We complain about technology, yet many of us use it – quite a bit. For example: If you are reading this, you are using technology. It begs the question, why are we using it if we dislike it so much? And what if we shifted our perspective a bit to stop complaining about it and start embracing it?
That is the focus this month – Technology as our friend, helper and connector.
A few incidents over the last few weeks have highlighted this point for me in unique ways:
Incident 1. In a large retailer, I wrote a check. I don’t write many checks, finding them cumbersome, preferring the simpler path of a debit card swipe. When the cashier tried to process the check in his system, there was an error. I watched him struggle, confounded by the system, growing more agitated as time he spent trying to solve it increased. He finally resolved it with managerial assistance and handed me my receipt with the words “technology sure doesn’t make anything easier!”
Really? Doesn’t it though? I mean he just scanned my items and all the prices popped up, calculated the total with tax for him; I handed him my phone with customer loyalty bar code open and he scanned it – no looking up for my account (pat on the back). All of that could have taken MUCH longer and been much tougher right? But yes, let’s focus on the one part that was hard.
Incident 2. In a college course I teach I lead a segment on generations in the workplace: each of the generations respond based on their experience. We had one segment with a very derisive attitude toward it “kids don’t know how to play outside anymore” and another generational segment who couldn’t imagine not being connected and could list all the benefits.
Is either wrong? Isn’t it situational rather than widespread? Yes, there are kids not getting enough exercise and depending too much time playing games. But there are also a lot of kids exercising, playing sports and using technology as wind down AND for school (gasp!). Teachers are referring parents to websites for extra work, homework is being submitted online, e-learning modules are increasing in use and on and on. If we are using it as a tool instead of an escape from life, is it really all that bad?
Incident 3. A couple of weeks ago I hosted a webinar called Everyday Spirituality Toolkit – I had teachers dial in from multiple locations, recorded it for replay and have been able to send out implementation support emails to anyone who attend or downloads the replay (go here if you are interested).
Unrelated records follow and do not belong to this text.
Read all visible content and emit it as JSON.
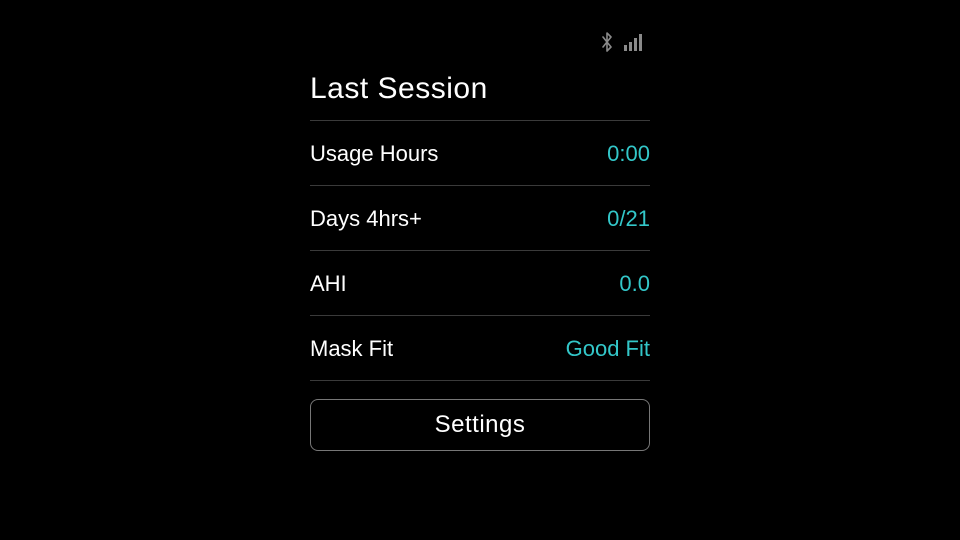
{
  "header": {
    "title": "Last Session",
    "bluetooth_icon": "bluetooth",
    "signal_icon": "signal-bars"
  },
  "metrics": {
    "usage_hours": {
      "label": "Usage Hours",
      "value": "0:00"
    },
    "days_4hrs": {
      "label": "Days 4hrs+",
      "value": "0/21"
    },
    "ahi": {
      "label": "AHI",
      "value": "0.0"
    },
    "mask_fit": {
      "label": "Mask Fit",
      "value": "Good Fit"
    }
  },
  "buttons": {
    "settings": "Settings"
  },
  "colors": {
    "accent": "#33c7c9",
    "divider": "#3a3a3a",
    "icon_muted": "#8a8a8a"
  }
}
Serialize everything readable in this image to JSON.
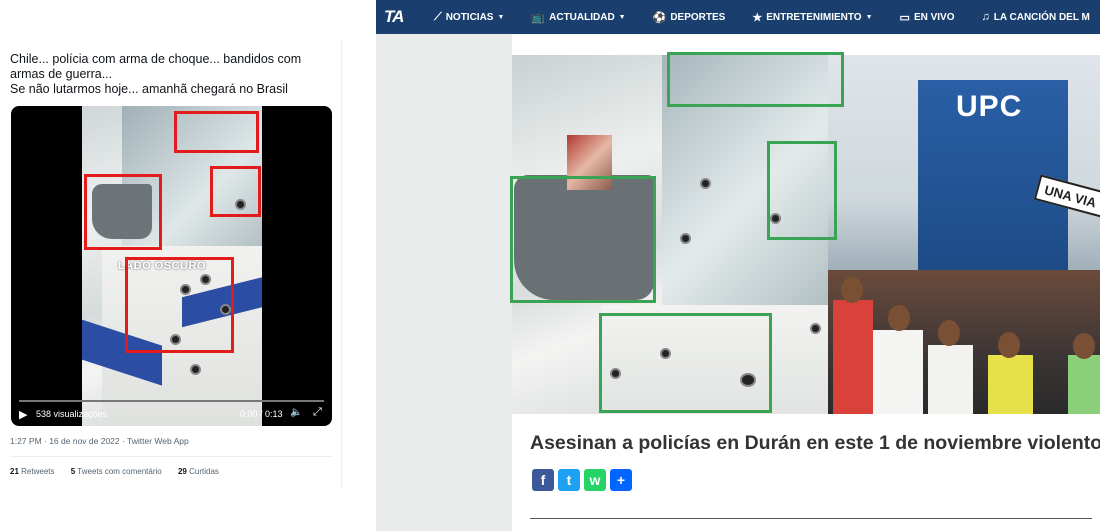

This kind of technology allows us to learn from a broader base of people, from across the globe and with amazing perspectives. And then – if you miss it – you can listen anyway!
The interwoven message for me was that technology is in the very fabric of our lives anymore and we can live in constant conflict with it, we can allow it to teach us or we can get as conscious in our employment of it as we are of the food we put in our body and be in the driver’s seat. We have a choice.
Technology is like anything, we can let it dominate us, or we can choose to use it as a tool. I can obsess about anything I want: food, fitness, reading, taking classes; really anything can become binge worthy. Anyone ever binge watched a Netflix show? I am raising my hand! You can lose yourself to many things, or you can chose to find yourself as you discover new experiences.
I don’t know about you, but I’d rather become more centered in myself than spending time giving my power to something outside of me. Just sayin’
So if you have lost hours on social media – feel disconnected if you haven’t judged someone’s overly personal share on Instagram or snorted in derision at a tweet or snapchat or whatever your online viewer of choice is, then I need you to remember you made that decision. It isn’t the creator of any of those tools’ fault. It isn’t whoever showed you how to use it, it’s you. You have decided to let it in to your life, you can decide how big of a role it plays.
Technology isn’t bad. We can use it to connect: it is how I watch my nephew’s progress from 2000 miles away and how I got to see my niece’s reaction to a surprise Disney trip last week. We can use it to stay informed: to catch the latest headlines, research information and perspectives, and learn something new. We can also use it to entertain: jokes, movies, stories and more.
How we use technology isn’t always ideal. When we shame, bully, attack, overshare or pollute the atmosphere in some other way – yeah it can be ugly. The unpleasantness can be detached from though. We dictate our own behavior and choose it and we choose how we engage with others and how much space they get in our feeds and our lives. Just because they are family, doesn’t mean they are friend material.
Let’s Try it:
- Spend some time this week considering how you feel when you are using technology of any kind. Note the kind you use and how it makes you feel.
- Where you have a “negative” feeling about a technology, consider what you might change: who, how, frequency, etc.
- Make one change. I have spent the last few days spending very little time on social media – only about 15 minutes perhaps. Why? Because I was tired and the last thing I needed was to tune into drama. When I did scroll through, I actually unfollowed a few people because what they posted was the final straw in a series of “oh please” reactions I had experienced.
- Note how you feel after at least a week of operating differently. Keep what is working, and let go of what isn’t.
- Share with me what you learned!
Technology isn’t inherently bad. How we use it sometimes can be, but that is us – not technology. We decide. What decision do you need to make about technology?
Jennifer Murphy is an integrative life coach and founder of No Limits Life. She loves partnering with successful professionals who are ready to expand that feeling of success to all areas of their life. Learn more about events, programs and services at www.nolimitslife.guru